# [Task brief]
Copy, in full, each line of the material that holds the word "icon".

# [Given data]
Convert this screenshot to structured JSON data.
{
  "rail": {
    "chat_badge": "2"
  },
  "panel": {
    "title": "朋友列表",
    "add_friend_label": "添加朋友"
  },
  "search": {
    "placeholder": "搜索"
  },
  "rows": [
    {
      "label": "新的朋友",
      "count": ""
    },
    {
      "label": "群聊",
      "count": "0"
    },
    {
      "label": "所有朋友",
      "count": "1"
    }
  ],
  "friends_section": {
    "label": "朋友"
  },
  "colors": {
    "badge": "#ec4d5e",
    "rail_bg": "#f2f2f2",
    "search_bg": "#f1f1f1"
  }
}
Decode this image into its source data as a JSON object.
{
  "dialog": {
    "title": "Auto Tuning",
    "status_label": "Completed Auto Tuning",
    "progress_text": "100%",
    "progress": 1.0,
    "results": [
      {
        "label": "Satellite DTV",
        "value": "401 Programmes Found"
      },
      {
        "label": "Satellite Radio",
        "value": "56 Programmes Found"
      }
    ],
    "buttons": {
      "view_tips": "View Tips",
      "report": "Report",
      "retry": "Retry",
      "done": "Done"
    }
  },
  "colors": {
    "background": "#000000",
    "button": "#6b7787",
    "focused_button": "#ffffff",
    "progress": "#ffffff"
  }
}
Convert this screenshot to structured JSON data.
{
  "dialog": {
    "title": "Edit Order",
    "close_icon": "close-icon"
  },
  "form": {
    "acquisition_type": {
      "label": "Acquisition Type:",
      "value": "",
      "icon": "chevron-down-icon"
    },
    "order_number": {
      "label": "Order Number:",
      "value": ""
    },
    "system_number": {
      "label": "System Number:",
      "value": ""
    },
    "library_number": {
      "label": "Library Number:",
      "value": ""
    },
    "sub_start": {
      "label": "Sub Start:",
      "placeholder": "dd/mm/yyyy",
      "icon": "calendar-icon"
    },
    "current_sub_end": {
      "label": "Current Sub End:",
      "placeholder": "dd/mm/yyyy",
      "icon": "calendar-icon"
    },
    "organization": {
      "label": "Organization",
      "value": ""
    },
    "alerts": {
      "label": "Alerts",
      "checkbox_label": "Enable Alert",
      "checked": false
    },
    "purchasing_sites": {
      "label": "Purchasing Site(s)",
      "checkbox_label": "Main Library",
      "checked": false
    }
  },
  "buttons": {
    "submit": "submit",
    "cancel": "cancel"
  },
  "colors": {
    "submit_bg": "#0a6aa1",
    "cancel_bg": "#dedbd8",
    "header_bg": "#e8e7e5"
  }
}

# [Written response]
    "close_icon": "close-icon"
      "icon": "chevron-down-icon"
      "icon": "calendar-icon"
      "icon": "calendar-icon"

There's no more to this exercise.